Mitchell has been warned many times before about making misleading claims about curing or treating disease. In 2018, the FDA sent a warning letter to a business Mitchell was running at the time, “Dr. Fitt Intelligent Designs, LLC,” warning that Mitchell was misleadingly marketing several supplement-style products as a treatment or cure for serious diseases.
“For example,” the letter wrote, “your websites recommend or suggest the use of BALI Greens, BALI Purples, Black Seed Oil, DHEA Capsules, Lugol’s Solution 2% Drops, Robenyzme Capsules, OMG Max Drops, New Dawn Capsules, and Vitamin C with R-Lipoic Acid to treat, cure, mitigate or prevent Alzheimer’s disease, asthma, cancer, cardiovascular diseases, HIV, hypercholesterolemia, hypertension, MRSA, diabetes, dementia, pneumonia, depression and influenza.”
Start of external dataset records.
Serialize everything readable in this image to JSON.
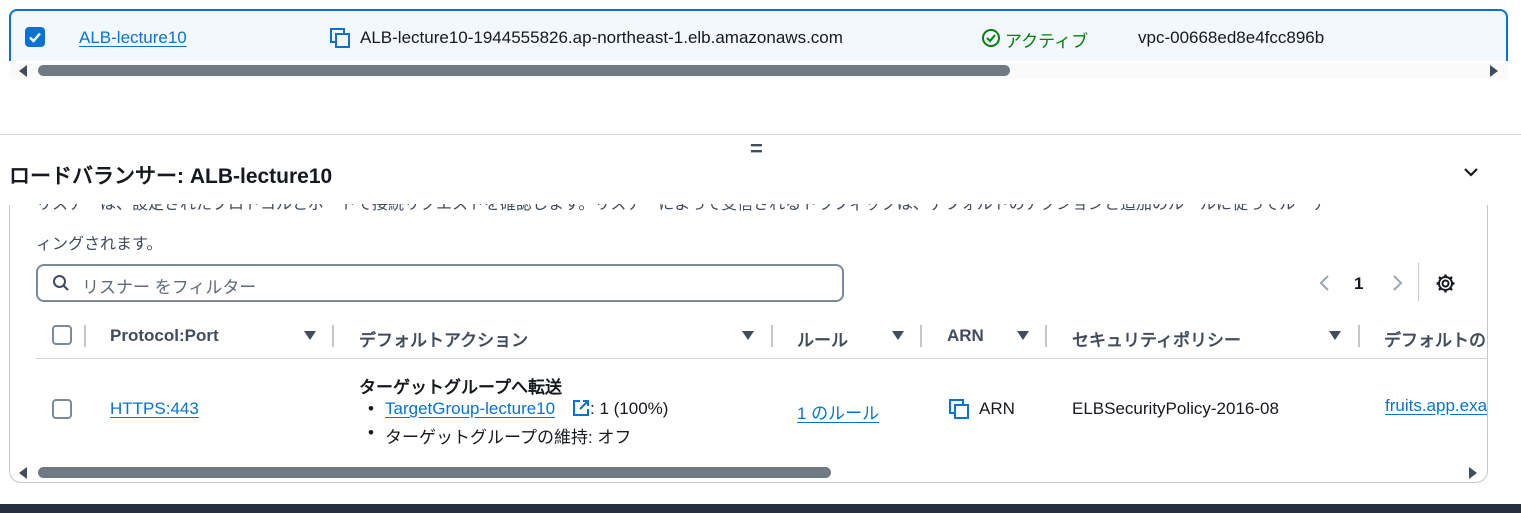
{
  "top_row": {
    "name": "ALB-lecture10",
    "dns": "ALB-lecture10-1944555826.ap-northeast-1.elb.amazonaws.com",
    "status": "アクティブ",
    "vpc": "vpc-00668ed8e4fcc896b",
    "scroll_position_fraction": 0.67
  },
  "handle_label": "=",
  "panel": {
    "title": "ロードバランサー: ALB-lecture10",
    "description_line1": "リスナーは、設定されたプロトコルとポートで接続リクエストを確認します。リスナーによって受信されるトラフィックは、デフォルトのアクションと追加のルールに従ってルーテ",
    "description_line2": "ィングされます。",
    "search_placeholder": "リスナー をフィルター",
    "pagination": {
      "current_page": "1"
    },
    "columns": [
      "Protocol:Port",
      "デフォルトアクション",
      "ルール",
      "ARN",
      "セキュリティポリシー",
      "デフォルトの"
    ],
    "rows": [
      {
        "protocol_port": "HTTPS:443",
        "action_title": "ターゲットグループへ転送",
        "target_group": "TargetGroup-lecture10",
        "target_weight": ": 1 (100%)",
        "stickiness": "ターゲットグループの維持: オフ",
        "rules": "1 のルール",
        "arn": "ARN",
        "security_policy": "ELBSecurityPolicy-2016-08",
        "default_cert": "fruits.app.exa"
      }
    ],
    "scroll_position_fraction": 0.55
  },
  "colors": {
    "accent": "#0972d3",
    "success": "#037f0c",
    "text": "#16191f"
  }
}
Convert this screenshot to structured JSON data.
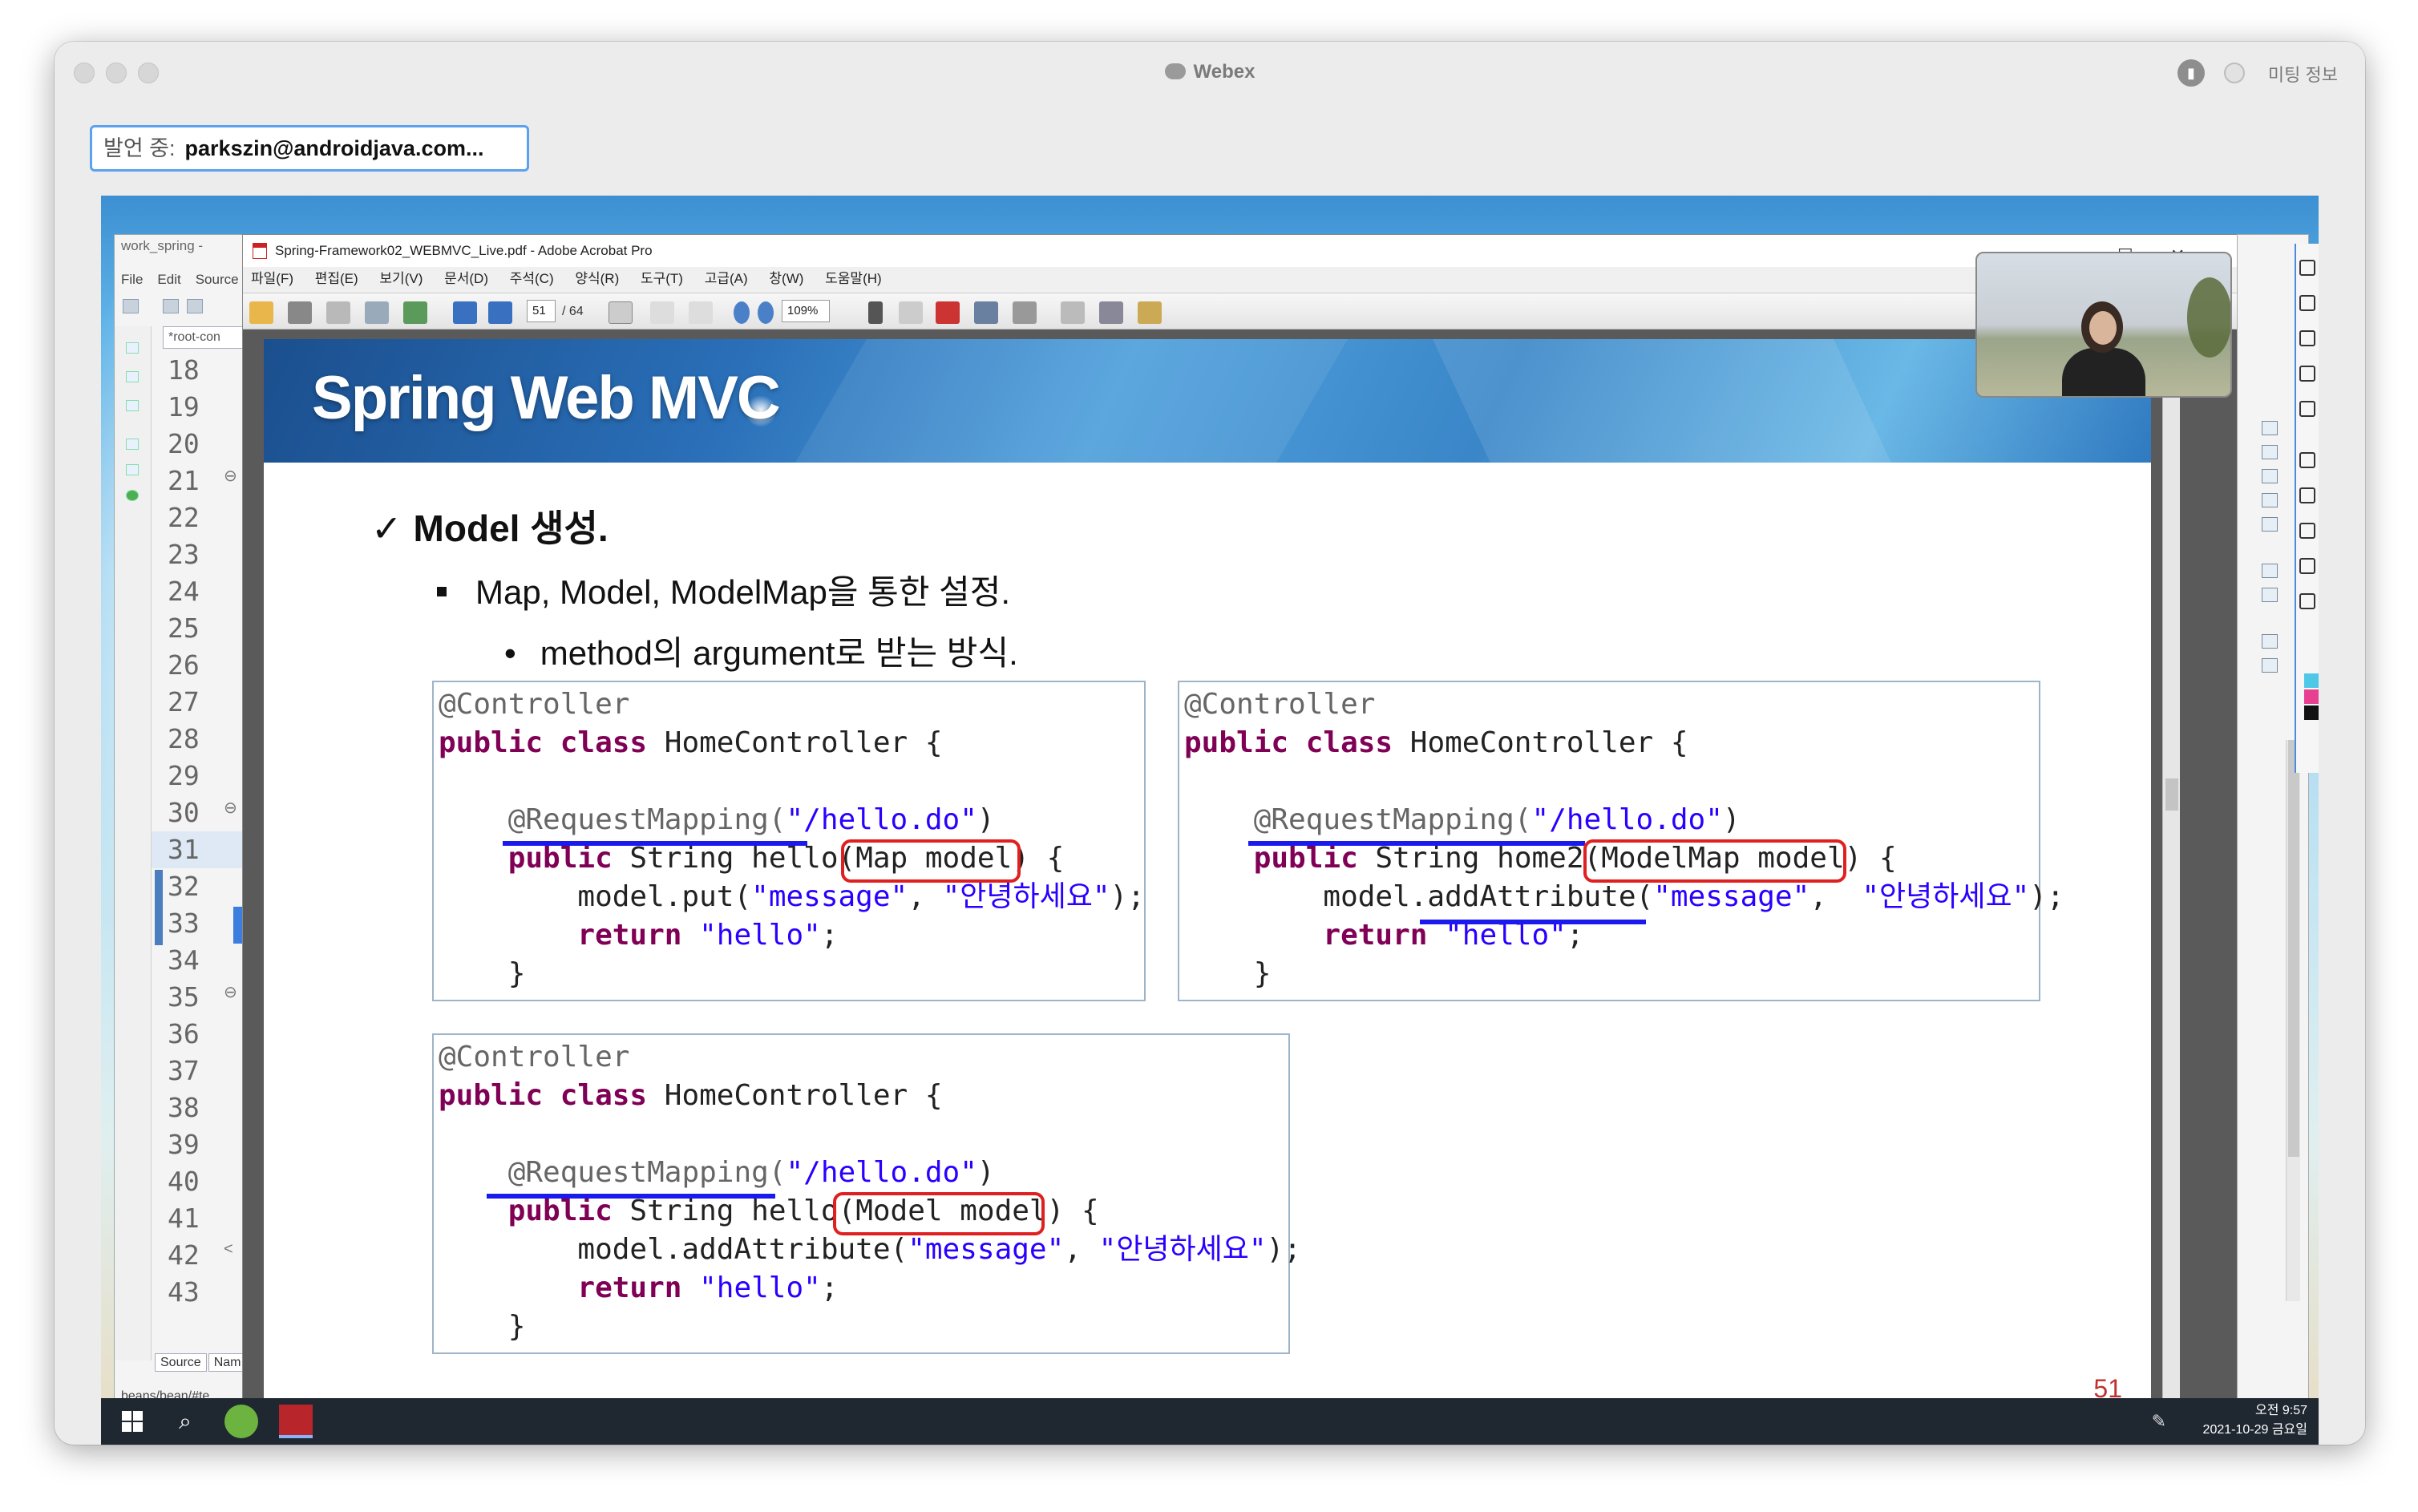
{
  "window": {
    "app_title": "Webex",
    "meeting_info_label": "미팅 정보"
  },
  "speaker": {
    "label": "발언 중:",
    "name": "parkszin@androidjava.com..."
  },
  "eclipse": {
    "title": "work_spring - ",
    "menu": [
      "File",
      "Edit",
      "Source"
    ],
    "tab_label": "*root-con",
    "line_numbers": [
      "18",
      "19",
      "20",
      "21",
      "22",
      "23",
      "24",
      "25",
      "26",
      "27",
      "28",
      "29",
      "30",
      "31",
      "32",
      "33",
      "34",
      "35",
      "36",
      "37",
      "38",
      "39",
      "40",
      "41",
      "42",
      "43"
    ],
    "line_markers": {
      "21": "⊖",
      "30": "⊖",
      "35": "⊖",
      "42": "<"
    },
    "bottom_tabs": [
      "Source",
      "Nam"
    ],
    "status_path": "beans/bean/#te"
  },
  "acrobat": {
    "title": "Spring-Framework02_WEBMVC_Live.pdf - Adobe Acrobat Pro",
    "menu": [
      "파일(F)",
      "편집(E)",
      "보기(V)",
      "문서(D)",
      "주석(C)",
      "양식(R)",
      "도구(T)",
      "고급(A)",
      "창(W)",
      "도움말(H)"
    ],
    "page_current": "51",
    "page_total": "/ 64",
    "zoom": "109%"
  },
  "slide": {
    "title": "Spring Web MVC",
    "bullet1": "Model 생성.",
    "bullet1_mark": "✓",
    "bullet2": "Map, Model, ModelMap을 통한 설정.",
    "bullet3": "method의 argument로 받는 방식.",
    "bullet3_mark": "•",
    "page_number": "51",
    "code_blocks": [
      {
        "annotation": "@Controller",
        "class_kw": "public class",
        "class_name": " HomeController {",
        "mapping_ann": "@RequestMapping(",
        "mapping_path": "\"/hello.do\"",
        "mapping_close": ")",
        "method_kw": "public",
        "method_sig": " String hello",
        "param": "(Map model)",
        "method_open": " {",
        "body1_pre": "model.put(",
        "body1_k": "\"message\"",
        "body1_sep": ", ",
        "body1_v": "\"안녕하세요\"",
        "body1_end": ");",
        "ret_kw": "return",
        "ret_val": " \"hello\"",
        "ret_end": ";",
        "close": "}"
      },
      {
        "annotation": "@Controller",
        "class_kw": "public class",
        "class_name": " HomeController {",
        "mapping_ann": "@RequestMapping(",
        "mapping_path": "\"/hello.do\"",
        "mapping_close": ")",
        "method_kw": "public",
        "method_sig": " String home2",
        "param": "(ModelMap model)",
        "method_open": " {",
        "body1_pre": "model.addAttribute(",
        "body1_k": "\"message\"",
        "body1_sep": ",  ",
        "body1_v": "\"안녕하세요\"",
        "body1_end": ");",
        "ret_kw": "return",
        "ret_val": " \"hello\"",
        "ret_end": ";",
        "close": "}"
      },
      {
        "annotation": "@Controller",
        "class_kw": "public class",
        "class_name": " HomeController {",
        "mapping_ann": "@RequestMapping(",
        "mapping_path": "\"/hello.do\"",
        "mapping_close": ")",
        "method_kw": "public",
        "method_sig": " String hello",
        "param": "(Model model)",
        "method_open": " {",
        "body1_pre": "model.addAttribute(",
        "body1_k": "\"message\"",
        "body1_sep": ", ",
        "body1_v": "\"안녕하세요\"",
        "body1_end": ");",
        "ret_kw": "return",
        "ret_val": " \"hello\"",
        "ret_end": ";",
        "close": "}"
      }
    ]
  },
  "taskbar": {
    "time": "오전 9:57",
    "date": "2021-10-29 금요일"
  },
  "colors": {
    "keyword": "#7f0055",
    "string": "#2a00ff",
    "highlight_red": "#e02020",
    "underline_blue": "#1a1aee"
  }
}
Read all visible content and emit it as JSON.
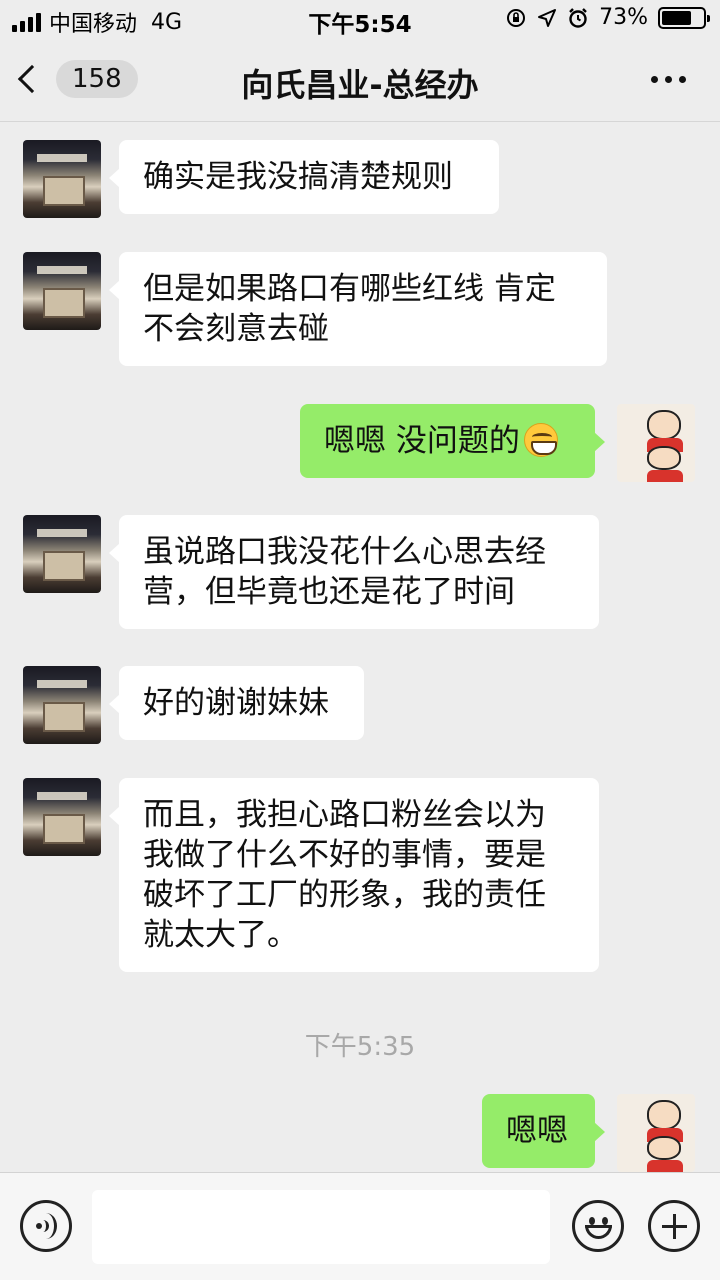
{
  "status_bar": {
    "carrier": "中国移动",
    "network": "4G",
    "time": "下午5:54",
    "battery_percent": "73%",
    "battery_level": 0.73,
    "icons": [
      "orientation-lock-icon",
      "location-arrow-icon",
      "alarm-icon",
      "battery-icon"
    ]
  },
  "nav": {
    "unread_count": "158",
    "title": "向氏昌业-总经办"
  },
  "messages": [
    {
      "side": "in",
      "text": "确实是我没搞清楚规则"
    },
    {
      "side": "in",
      "text": "但是如果路口有哪些红线 肯定不会刻意去碰"
    },
    {
      "side": "out",
      "text": "嗯嗯 没问题的",
      "emoji": "grinning-face-emoji"
    },
    {
      "side": "in",
      "text": "虽说路口我没花什么心思去经营，但毕竟也还是花了时间"
    },
    {
      "side": "in",
      "text": "好的谢谢妹妹"
    },
    {
      "side": "in",
      "text": "而且，我担心路口粉丝会以为我做了什么不好的事情，要是破坏了工厂的形象，我的责任就太大了。"
    },
    {
      "side": "out",
      "text": "嗯嗯"
    }
  ],
  "time_divider": "下午5:35",
  "input_bar": {
    "placeholder": ""
  },
  "colors": {
    "background": "#ededed",
    "outgoing_bubble": "#95ec69",
    "incoming_bubble": "#ffffff"
  }
}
Mitchell was advised to either submit an application to the FDA to get his supposed new drugs approved, or else take down the misleading language. Mitchell still sells various supplements through his website, with much tamer language; he seems to reserve his more speculative language for Facebook.
Beyond his questionable medical claims, Mitchell has had other controversies and run-ins with the law since losing his medical license. In 2017, he was convicted of making a terroristic threat, a misdemeanor, after posting on Facebook, “Make no mistake that my desire is to put a bullet into the head of Robert Kaufmann MD and all of his flying monkeys.” (Kaufmann was the head of the Texas Tech University Health Sciences department at the time, and Mitchell appeared to blame him for the death of his “administrator and friend” Jodi Bytheway, the Amarillo Globe-News reported at the time. Mitchell told a journalist at the time, the paper wrote, “that going through the trial was the only way he could get information from Texas Tech University Health Sciences Center regarding the 2015 death of Bytheway.”)
Mitchell seems unlikely to stop making medical claims any time soon. The day after VICE contacted him, he was busily promoting various supplements, urging his followers to consider buying them “for your loved ones that are confined to their homes.” The cure for everything, he seems to suggest, is just in the next bottle.